● **Data about app and page elements**
=== Begin Enclosure ===

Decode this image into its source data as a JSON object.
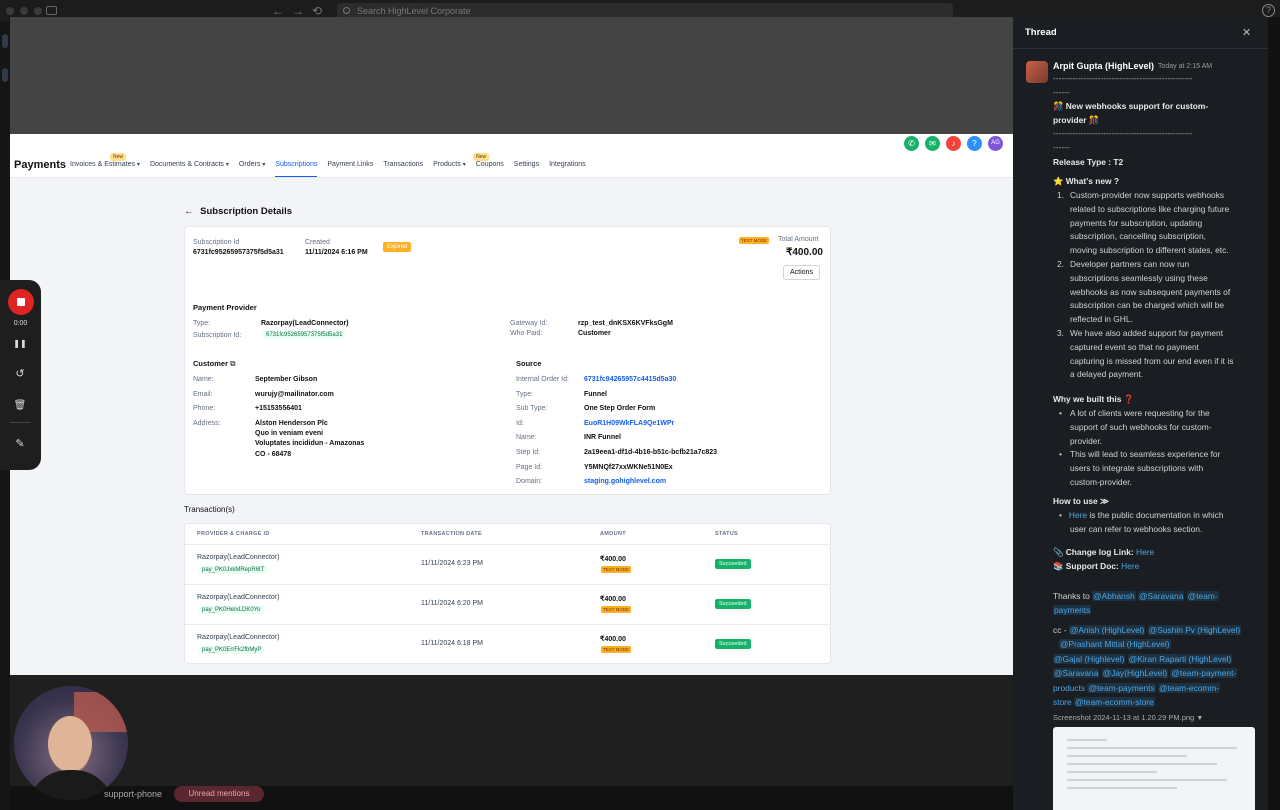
{
  "browser": {
    "search_placeholder": "Search HighLevel Corporate",
    "back_icon": "←",
    "forward_icon": "→",
    "history_icon": "⟲",
    "help_icon": "?"
  },
  "app": {
    "brand": "Payments",
    "tabs": [
      {
        "label": "Invoices & Estimates",
        "badge": "New",
        "chevron": true,
        "active": false
      },
      {
        "label": "Documents & Contracts",
        "badge": "",
        "chevron": true,
        "active": false
      },
      {
        "label": "Orders",
        "badge": "",
        "chevron": true,
        "active": false
      },
      {
        "label": "Subscriptions",
        "badge": "",
        "chevron": false,
        "active": true
      },
      {
        "label": "Payment Links",
        "badge": "",
        "chevron": false,
        "active": false
      },
      {
        "label": "Transactions",
        "badge": "",
        "chevron": false,
        "active": false
      },
      {
        "label": "Products",
        "badge": "New",
        "chevron": true,
        "active": false
      },
      {
        "label": "Coupons",
        "badge": "",
        "chevron": false,
        "active": false
      },
      {
        "label": "Settings",
        "badge": "",
        "chevron": false,
        "active": false
      },
      {
        "label": "Integrations",
        "badge": "",
        "chevron": false,
        "active": false
      }
    ],
    "header_icons": [
      {
        "name": "phone-icon",
        "glyph": "✆",
        "color": "#17b26a"
      },
      {
        "name": "megaphone-icon",
        "glyph": "✉",
        "color": "#17b26a"
      },
      {
        "name": "bell-icon",
        "glyph": "♪",
        "color": "#f04438"
      },
      {
        "name": "help-icon",
        "glyph": "?",
        "color": "#2e90fa"
      },
      {
        "name": "user-avatar-icon",
        "glyph": "AG",
        "color": "#7f56d9"
      }
    ],
    "page_title": "Subscription Details",
    "back_arrow": "←",
    "summary": {
      "sub_id_label": "Subscription Id",
      "sub_id": "6731fc95265957375f5d5a31",
      "created_label": "Created",
      "created": "11/11/2024 6:16 PM",
      "status": "Expired",
      "test_mode": "TEST MODE",
      "total_label": "Total Amount",
      "total": "₹400.00",
      "actions": "Actions"
    },
    "provider": {
      "title": "Payment Provider",
      "type_label": "Type:",
      "type": "Razorpay(LeadConnector)",
      "sub_label": "Subscription Id:",
      "sub_id": "6731fc95265957375f5d5a31",
      "gateway_label": "Gateway Id:",
      "gateway": "rzp_test_dnKSX6KVFksGgM",
      "who_paid_label": "Who Paid:",
      "who_paid": "Customer"
    },
    "customer": {
      "title": "Customer",
      "name_label": "Name:",
      "name": "September Gibson",
      "email_label": "Email:",
      "email": "wurujy@mailinator.com",
      "phone_label": "Phone:",
      "phone": "+15153556401",
      "address_label": "Address:",
      "address": [
        "Alston Henderson Plc",
        "Quo in veniam eveni",
        "Voluptates incididun - Amazonas",
        "CO - 68478"
      ]
    },
    "source": {
      "title": "Source",
      "rows": [
        {
          "label": "Internal Order Id:",
          "value": "6731fc94265957c4415d5a30",
          "link": true
        },
        {
          "label": "Type:",
          "value": "Funnel",
          "link": false
        },
        {
          "label": "Sub Type:",
          "value": "One Step Order Form",
          "link": false
        },
        {
          "label": "Id:",
          "value": "EuoR1H09WkFLA9Qe1WPr",
          "link": true
        },
        {
          "label": "Name:",
          "value": "INR Funnel",
          "link": false
        },
        {
          "label": "Step Id:",
          "value": "2a19eea1-df1d-4b16-b51c-bcfb21a7c823",
          "link": false
        },
        {
          "label": "Page Id:",
          "value": "Y5MNQf27xxWKNe51N0Ex",
          "link": false
        },
        {
          "label": "Domain:",
          "value": "staging.gohighlevel.com",
          "link": true
        }
      ]
    },
    "transactions": {
      "title": "Transaction(s)",
      "headers": [
        "PROVIDER & CHARGE ID",
        "TRANSACTION DATE",
        "AMOUNT",
        "STATUS"
      ],
      "rows": [
        {
          "provider": "Razorpay(LeadConnector)",
          "charge": "pay_PK0JxkMRepR6tT",
          "date": "11/11/2024 6:23 PM",
          "amount": "₹400.00",
          "mode": "TEST MODE",
          "status": "Succeeded"
        },
        {
          "provider": "Razorpay(LeadConnector)",
          "charge": "pay_PK0HeIxLDK0Yo",
          "date": "11/11/2024 6:20 PM",
          "amount": "₹400.00",
          "mode": "TEST MODE",
          "status": "Succeeded"
        },
        {
          "provider": "Razorpay(LeadConnector)",
          "charge": "pay_PK0ErrFk2fbMyP",
          "date": "11/11/2024 6:18 PM",
          "amount": "₹400.00",
          "mode": "TEST MODE",
          "status": "Succeeded"
        }
      ]
    }
  },
  "recorder": {
    "time": "0:00",
    "pause_icon": "❚❚",
    "restart_icon": "↺",
    "trash_icon": "🗑",
    "pen_icon": "✎"
  },
  "bottom": {
    "channel": "support-phone",
    "pill": "Unread mentions"
  },
  "thread": {
    "title": "Thread",
    "close_icon": "✕",
    "author": "Arpit Gupta (HighLevel)",
    "time": "Today at 2:15 AM",
    "dashes1": "--------------------------------------------------",
    "dashes1b": "------",
    "headline": "🎊 New webhooks support for custom-",
    "headline2": "provider 🎊",
    "dashes2": "--------------------------------------------------",
    "dashes2b": "------",
    "release": "Release Type : T2",
    "whats_new": "⭐ What's new ?",
    "items": [
      [
        "Custom-provider now supports webhooks",
        "related to subscriptions like charging future",
        "payments for subscription, updating",
        "subscription, cancelling subscription,",
        "moving subscription to different states, etc."
      ],
      [
        "Developer partners can now run",
        "subscriptions seamlessly using these",
        "webhooks as now subsequent payments of",
        "subscription can be charged which will be",
        "reflected in GHL."
      ],
      [
        "We have also added support for payment",
        "captured event so that no payment",
        "capturing is missed from our end even if it is",
        "a delayed payment."
      ]
    ],
    "why": "Why we built this ❓",
    "why_items": [
      [
        "A lot of clients were requesting for the",
        "support of such webhooks for custom-",
        "provider."
      ],
      [
        "This will lead to seamless experience for",
        "users to integrate subscriptions with",
        "custom-provider."
      ]
    ],
    "how": "How to use ≫",
    "how_link": "Here",
    "how_text": " is the public documentation in which",
    "how_text2": "user can refer to webhooks section.",
    "changelog": "📎 Change log Link: ",
    "changelog_link": "Here",
    "support": "📚 Support Doc: ",
    "support_link": "Here",
    "thanks": "Thanks to ",
    "thanks_mentions": [
      "@Abhansh",
      "@Saravana",
      "@team-",
      "payments"
    ],
    "cc_prefix": "cc - ",
    "cc_lines": [
      [
        "@Anish (HighLevel)",
        "@Sushin Pv (HighLevel)"
      ],
      [
        "@Prashant Mittal (HighLevel)"
      ],
      [
        "@Gajal (Highlevel)",
        "@Kiran Raparti (HighLevel)"
      ],
      [
        "@Saravana",
        "@Jay(HighLevel)",
        "@team-payment-"
      ],
      [
        "products",
        "@team-payments",
        "@team-ecomm-"
      ],
      [
        "store",
        "@team-ecomm-store"
      ]
    ],
    "attachment": "Screenshot 2024-11-13 at 1.20.29 PM.png",
    "attachment_caret": "▼"
  }
}
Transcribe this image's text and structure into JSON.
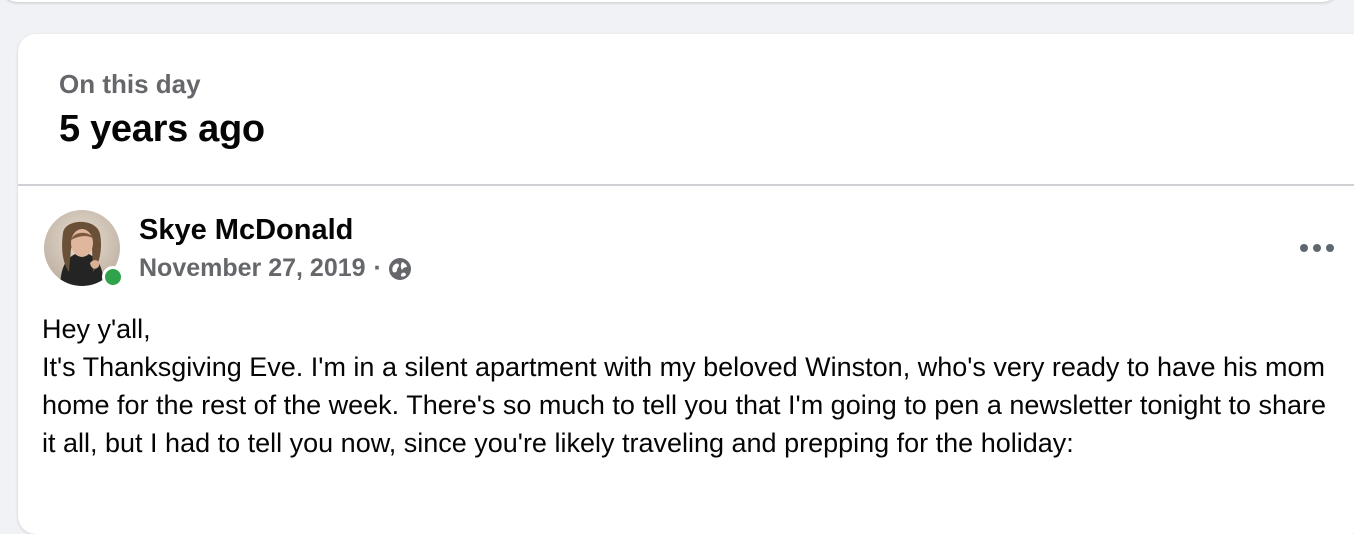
{
  "memory": {
    "label": "On this day",
    "years_ago": "5 years ago"
  },
  "post": {
    "author": "Skye McDonald",
    "date": "November 27, 2019",
    "separator": "·",
    "privacy_icon": "globe-icon",
    "more_icon": "more-options-icon",
    "online_status_color": "#31a24c",
    "text": "Hey y'all,\nIt's Thanksgiving Eve. I'm in a silent apartment with my beloved Winston, who's very ready to have his mom home for the rest of the week. There's so much to tell you that I'm going to pen a newsletter tonight to share it all, but I had to tell you now, since you're likely traveling and prepping for the holiday:"
  }
}
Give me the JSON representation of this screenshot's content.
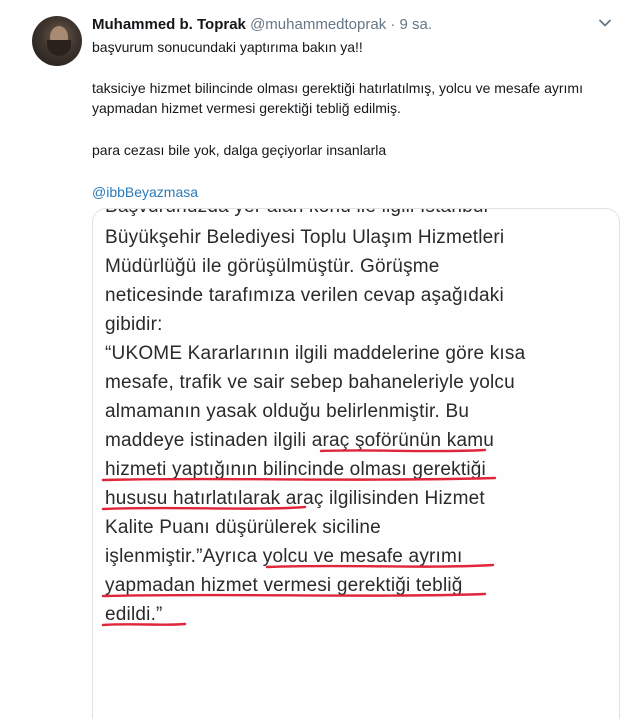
{
  "tweet": {
    "display_name": "Muhammed b. Toprak",
    "handle": "@muhammedtoprak",
    "separator": " · ",
    "time": "9 sa.",
    "paragraphs": [
      "başvurum sonucundaki yaptırıma bakın ya!!",
      "taksiciye hizmet bilincinde olması gerektiği hatırlatılmış, yolcu ve mesafe ayrımı",
      "yapmadan hizmet vermesi gerektiği tebliğ edilmiş.",
      "para cezası bile yok, dalga geçiyorlar insanlarla"
    ],
    "mention": "@ibbBeyazmasa"
  },
  "icons": {
    "avatar": "user-photo",
    "menu": "chevron-down-icon"
  },
  "colors": {
    "link": "#2b7bb9",
    "underline": "#e0263a",
    "muted": "#657786"
  },
  "document": {
    "cut_line": "Başvurunuzda yer alan konu ile ilgili İstanbul",
    "lines": [
      "Büyükşehir Belediyesi Toplu Ulaşım Hizmetleri",
      "Müdürlüğü ile görüşülmüştür. Görüşme",
      "neticesinde tarafımıza verilen cevap aşağıdaki",
      "gibidir:",
      "“UKOME Kararlarının ilgili maddelerine göre kısa",
      "mesafe,  trafik ve sair sebep bahaneleriyle yolcu",
      "almamanın yasak olduğu belirlenmiştir. Bu",
      "maddeye istinaden ilgili araç şoförünün kamu",
      "hizmeti yaptığının bilincinde olması gerektiği",
      "hususu hatırlatılarak araç ilgilisinden Hizmet",
      "Kalite Puanı düşürülerek siciline",
      "işlenmiştir.”Ayrıca  yolcu ve mesafe ayrımı",
      "yapmadan hizmet vermesi gerektiği tebliğ",
      "edildi.”"
    ]
  }
}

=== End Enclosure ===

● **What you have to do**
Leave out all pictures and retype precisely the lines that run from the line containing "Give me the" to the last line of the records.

● **Finished exercise**
Give me the JSON representation of this screenshot's content.
{
  "tweet": {
    "display_name": "Muhammed b. Toprak",
    "handle": "@muhammedtoprak",
    "separator": " · ",
    "time": "9 sa.",
    "paragraphs": [
      "başvurum sonucundaki yaptırıma bakın ya!!",
      "taksiciye hizmet bilincinde olması gerektiği hatırlatılmış, yolcu ve mesafe ayrımı",
      "yapmadan hizmet vermesi gerektiği tebliğ edilmiş.",
      "para cezası bile yok, dalga geçiyorlar insanlarla"
    ],
    "mention": "@ibbBeyazmasa"
  },
  "icons": {
    "avatar": "user-photo",
    "menu": "chevron-down-icon"
  },
  "colors": {
    "link": "#2b7bb9",
    "underline": "#e0263a",
    "muted": "#657786"
  },
  "document": {
    "cut_line": "Başvurunuzda yer alan konu ile ilgili İstanbul",
    "lines": [
      "Büyükşehir Belediyesi Toplu Ulaşım Hizmetleri",
      "Müdürlüğü ile görüşülmüştür. Görüşme",
      "neticesinde tarafımıza verilen cevap aşağıdaki",
      "gibidir:",
      "“UKOME Kararlarının ilgili maddelerine göre kısa",
      "mesafe,  trafik ve sair sebep bahaneleriyle yolcu",
      "almamanın yasak olduğu belirlenmiştir. Bu",
      "maddeye istinaden ilgili araç şoförünün kamu",
      "hizmeti yaptığının bilincinde olması gerektiği",
      "hususu hatırlatılarak araç ilgilisinden Hizmet",
      "Kalite Puanı düşürülerek siciline",
      "işlenmiştir.”Ayrıca  yolcu ve mesafe ayrımı",
      "yapmadan hizmet vermesi gerektiği tebliğ",
      "edildi.”"
    ]
  }
}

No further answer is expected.